What in the name of St Patryk is going on with Irish names?
The girls’ list is notable for the absence of Irish names from the top 10
THIS IS THE STORY of a little boy called Mason. Actually, it’s the story of 115 boys called Mason – all of them born in 2011 and given a name that a few years ago was best known here as a surname, most famously appended to Perry or James. And it is the story of how someone who isn’t even the most famous person in her own family may be responsible.
A few years ago Mason was not entirely unknown as a first name. In 2006 a mere five were registered in Ireland. That year 417 names were more popular for boys.
Mason rose a little in popularity the following year, hovering close to 250th until 2009. Then, whoosh, Mason shot up. In 2010 the 59 new Masons were more than the previous three years put together. Last year that number almost doubled again, and according to Central Statistics Office figures released this week it entered the top 100 names for boys for the first time. An unusual name until very recently now sits between Christopher and Jason.
And for all that it would be nice to believe otherwise, Kourtney Kardashian, sister of Kim (Google informs me), appears to be behind this.
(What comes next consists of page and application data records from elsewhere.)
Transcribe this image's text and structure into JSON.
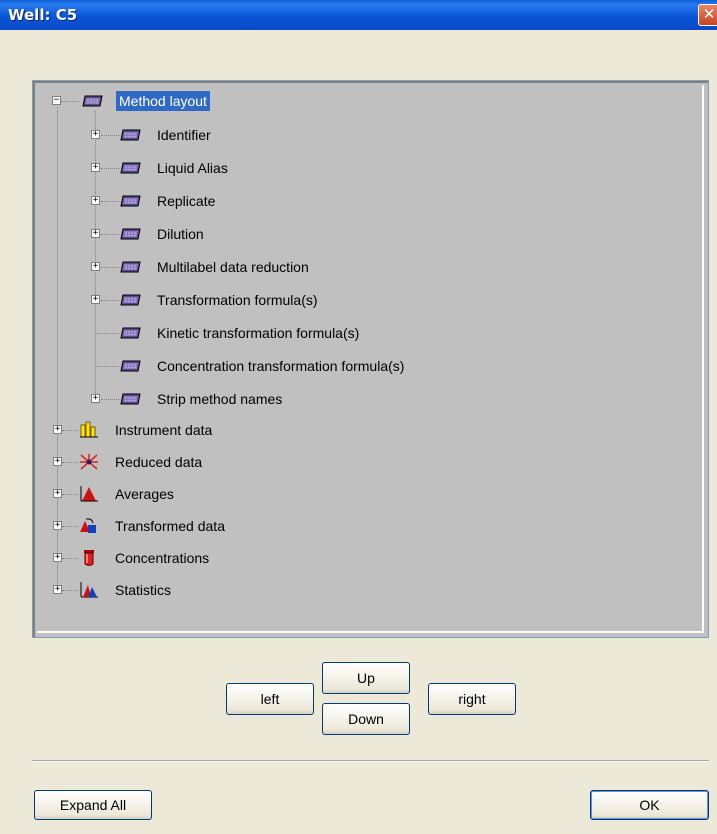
{
  "window": {
    "title": "Well: C5",
    "close_glyph": "✕"
  },
  "tree": {
    "root": {
      "label": "Method layout",
      "icon": "plate-icon"
    },
    "children": [
      {
        "label": "Identifier",
        "expandable": true
      },
      {
        "label": "Liquid Alias",
        "expandable": true
      },
      {
        "label": "Replicate",
        "expandable": true
      },
      {
        "label": "Dilution",
        "expandable": true
      },
      {
        "label": "Multilabel data reduction",
        "expandable": true
      },
      {
        "label": "Transformation formula(s)",
        "expandable": true
      },
      {
        "label": "Kinetic transformation formula(s)",
        "expandable": false
      },
      {
        "label": "Concentration transformation formula(s)",
        "expandable": false
      },
      {
        "label": "Strip method names",
        "expandable": true
      }
    ],
    "top_items": [
      {
        "label": "Instrument data",
        "icon": "bar-chart-icon"
      },
      {
        "label": "Reduced data",
        "icon": "burst-icon"
      },
      {
        "label": "Averages",
        "icon": "peak-icon"
      },
      {
        "label": "Transformed data",
        "icon": "shapes-icon"
      },
      {
        "label": "Concentrations",
        "icon": "beaker-icon"
      },
      {
        "label": "Statistics",
        "icon": "distribution-icon"
      }
    ]
  },
  "nav": {
    "left": "left",
    "up": "Up",
    "down": "Down",
    "right": "right"
  },
  "footer": {
    "expand_all": "Expand All",
    "ok": "OK"
  },
  "colors": {
    "selection": "#316ac5",
    "titlebar": "#0a5fd7",
    "tree_bg": "#c0c0c0"
  }
}
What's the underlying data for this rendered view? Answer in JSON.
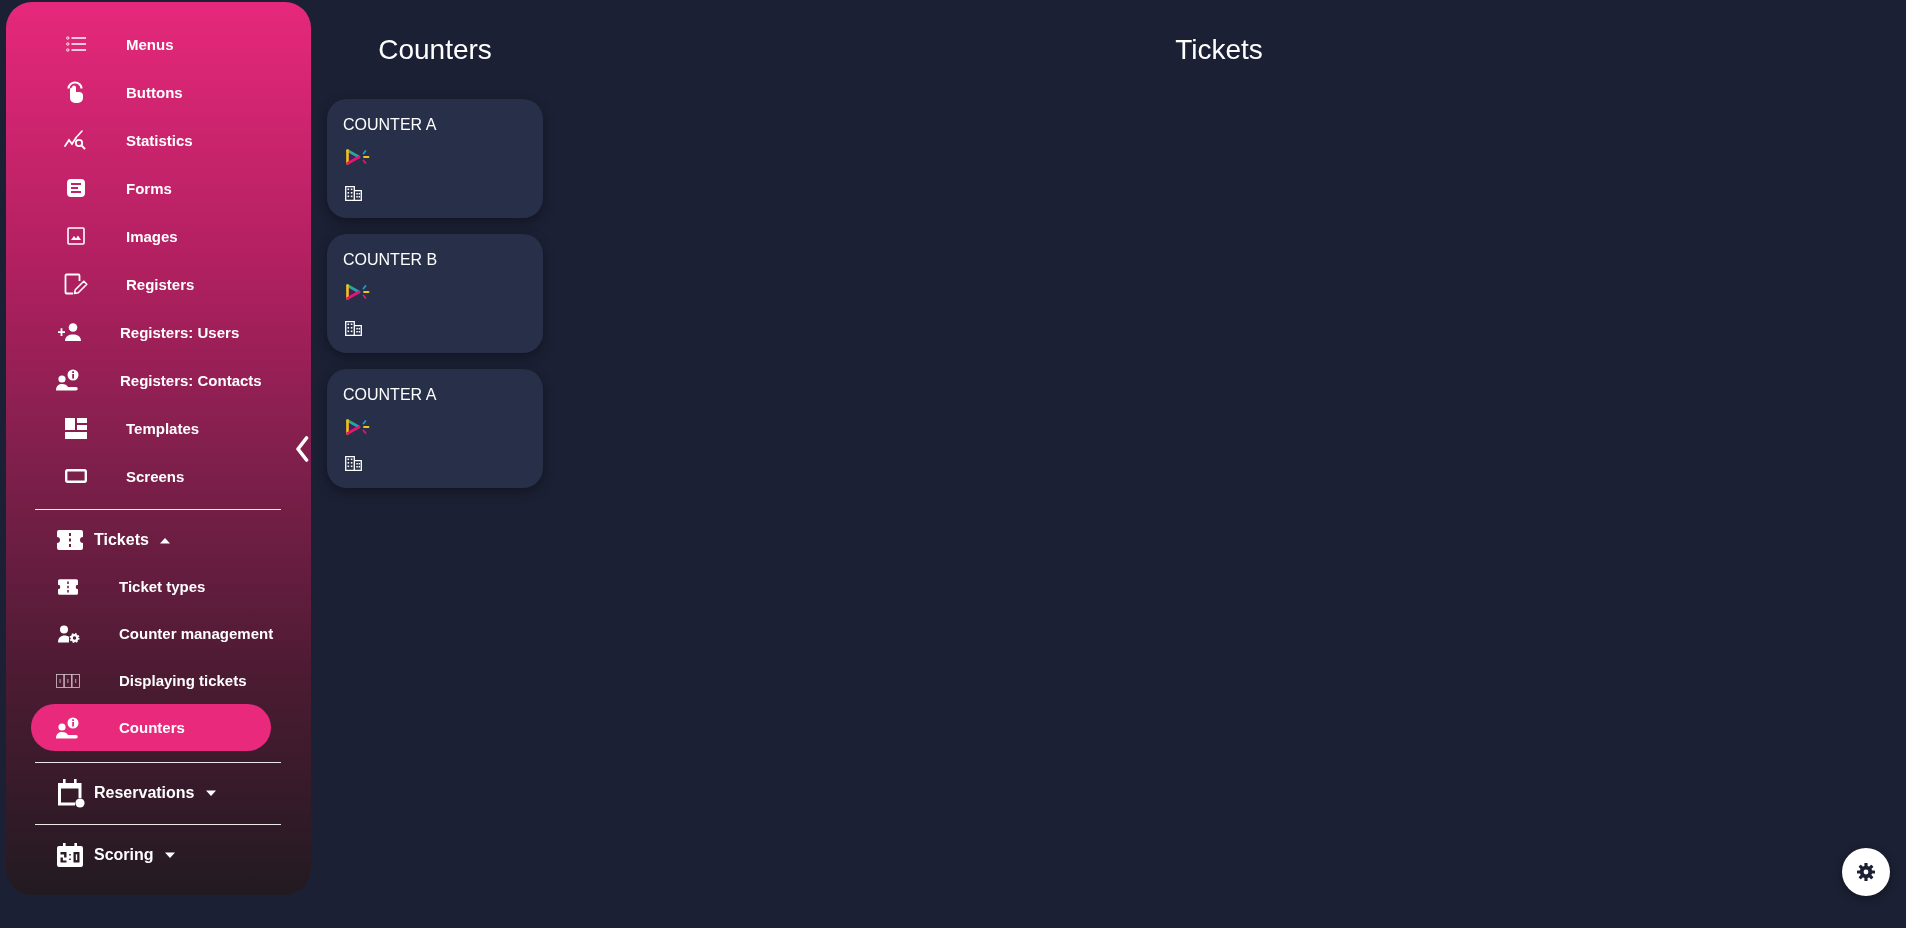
{
  "sidebar": {
    "items": [
      {
        "label": "Menus",
        "selected": false
      },
      {
        "label": "Buttons",
        "selected": false
      },
      {
        "label": "Statistics",
        "selected": false
      },
      {
        "label": "Forms",
        "selected": false
      },
      {
        "label": "Images",
        "selected": false
      },
      {
        "label": "Registers",
        "selected": false
      },
      {
        "label": "Registers: Users",
        "selected": false
      },
      {
        "label": "Registers: Contacts",
        "selected": false
      },
      {
        "label": "Templates",
        "selected": false
      },
      {
        "label": "Screens",
        "selected": false
      }
    ],
    "groups": [
      {
        "label": "Tickets",
        "expanded": true,
        "children": [
          {
            "label": "Ticket types",
            "selected": false
          },
          {
            "label": "Counter management",
            "selected": false
          },
          {
            "label": "Displaying tickets",
            "selected": false
          },
          {
            "label": "Counters",
            "selected": true
          }
        ]
      },
      {
        "label": "Reservations",
        "expanded": false
      },
      {
        "label": "Scoring",
        "expanded": false
      }
    ]
  },
  "counters": {
    "title": "Counters",
    "cards": [
      {
        "name": "COUNTER A"
      },
      {
        "name": "COUNTER B"
      },
      {
        "name": "COUNTER A"
      }
    ]
  },
  "tickets": {
    "title": "Tickets"
  }
}
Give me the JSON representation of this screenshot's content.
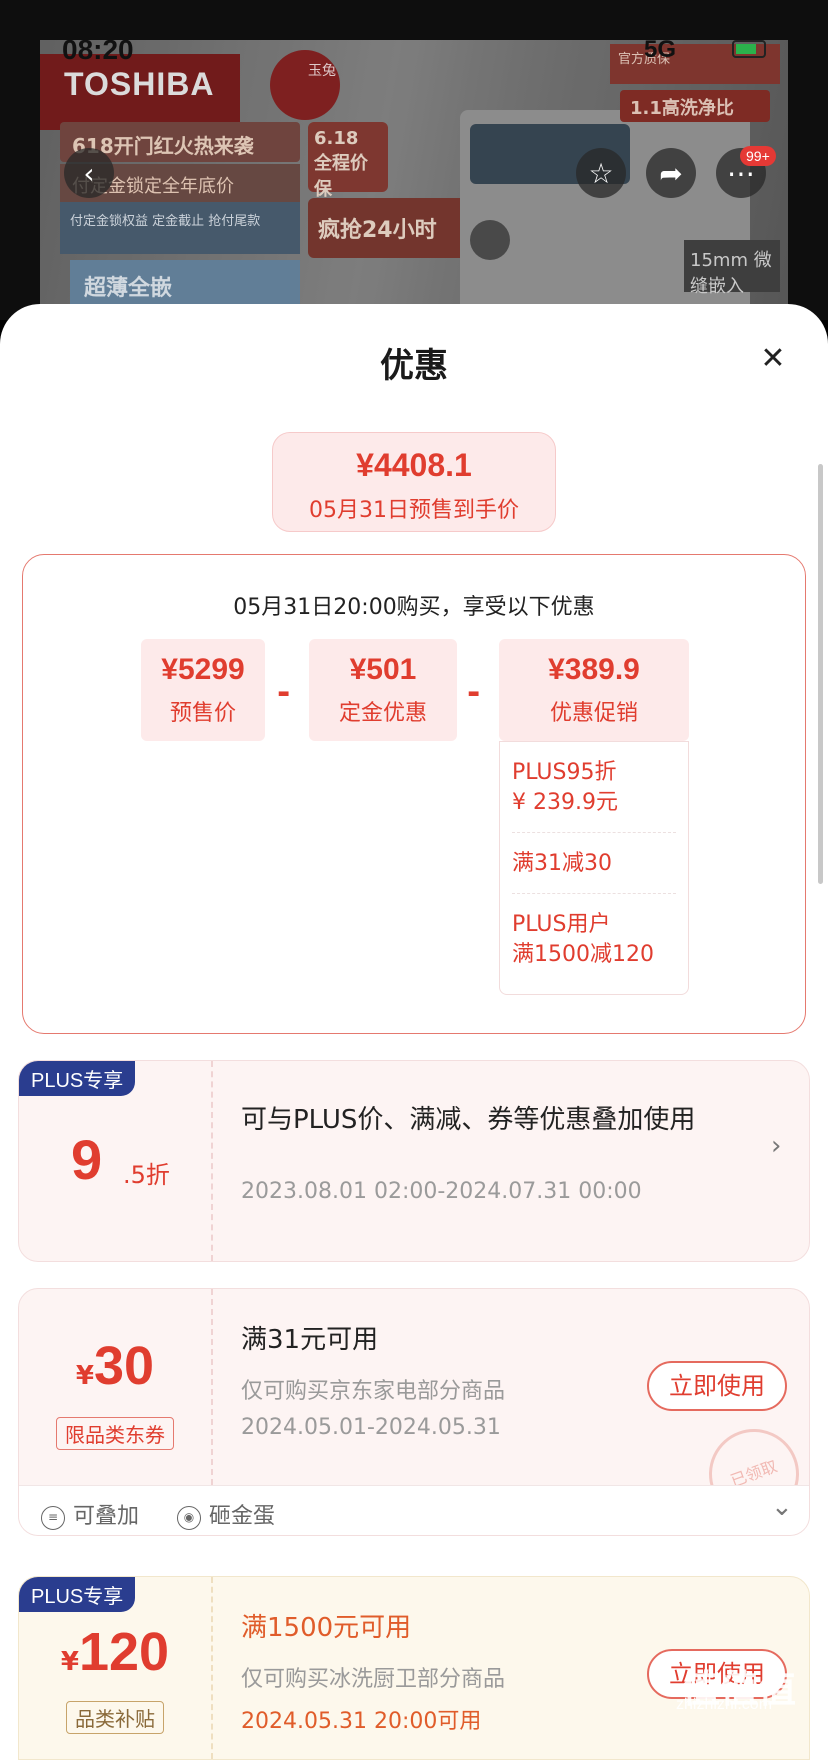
{
  "status": {
    "time": "08:20",
    "network": "5G"
  },
  "hero": {
    "brand": "TOSHIBA",
    "rabbit_text": "玉兔",
    "promo_lines": [
      "618开门红火热来袭",
      "付定金锁定全年底价",
      "付定金锁权益 定金截止 抢付尾款",
      "超薄全嵌"
    ],
    "price_tag": "6.18 全程价保",
    "rush_text": "疯抢24小时",
    "right_tags": [
      "官方质保",
      "1.1高洗净比",
      "15mm 微缝嵌入"
    ],
    "more_badge": "99+"
  },
  "sheet": {
    "title": "优惠",
    "final_price": "¥4408.1",
    "final_label": "05月31日预售到手价",
    "breakdown_head": "05月31日20:00购买，享受以下优惠",
    "items": [
      {
        "value": "¥5299",
        "label": "预售价"
      },
      {
        "value": "¥501",
        "label": "定金优惠"
      },
      {
        "value": "¥389.9",
        "label": "优惠促销"
      }
    ],
    "minus": "-",
    "promos": [
      "PLUS95折\n¥ 239.9元",
      "满31减30",
      "PLUS用户\n满1500减120"
    ]
  },
  "cards": {
    "plus_tag": "PLUS专享",
    "card1": {
      "disc_big": "9",
      "disc_small": ".5折",
      "title": "可与PLUS价、满减、券等优惠叠加使用",
      "date": "2023.08.01 02:00-2024.07.31 00:00",
      "chevron": "›"
    },
    "card2": {
      "currency": "¥",
      "amount": "30",
      "category": "限品类东券",
      "title": "满31元可用",
      "scope": "仅可购买京东家电部分商品",
      "date": "2024.05.01-2024.05.31",
      "button": "立即使用",
      "stamp": "已领取",
      "foot1": "可叠加",
      "foot2": "砸金蛋",
      "foot_chevron": "⌄"
    },
    "card3": {
      "currency": "¥",
      "amount": "120",
      "category": "品类补贴",
      "title": "满1500元可用",
      "scope": "仅可购买冰洗厨卫部分商品",
      "date": "2024.05.31 20:00可用",
      "button": "立即使用"
    }
  },
  "watermark": {
    "logo": "值值值",
    "url": "zhizhizhi.com"
  }
}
Kardashian named her boy Mason in December 2009 at a time when the name was 35th on the US list. It has featured in that top 100 for some years, so it is not particularly exotic, yet even in the US it has jumped in popularity since that boy’s birth, ranking second in 2011.
It would be a fair assumption that not everyone in the US or Ireland who named their kid Mason did so because it was the name chosen by the second-rate celebrity sister of someone who first made her fame (Google informs me) through a sex tape. Perhaps Kardashian happened to surf the wave of popularity rather than kick-start it. Yet the coincidence is striking.
When it comes to names, Ireland is culturally as well as geographically between the US and the UK. The girls’ lists share four and five names, respectively. (And the US crossover would rise to five were you to accept Ireland’s Sophie and the United States’ Sophia as essentially identical.)
The Irish list shows a drift away from Gaelic names. The girls’ list is notable for the absence of Irish names from the top 10, Aoife having clung on last year as a sole representative.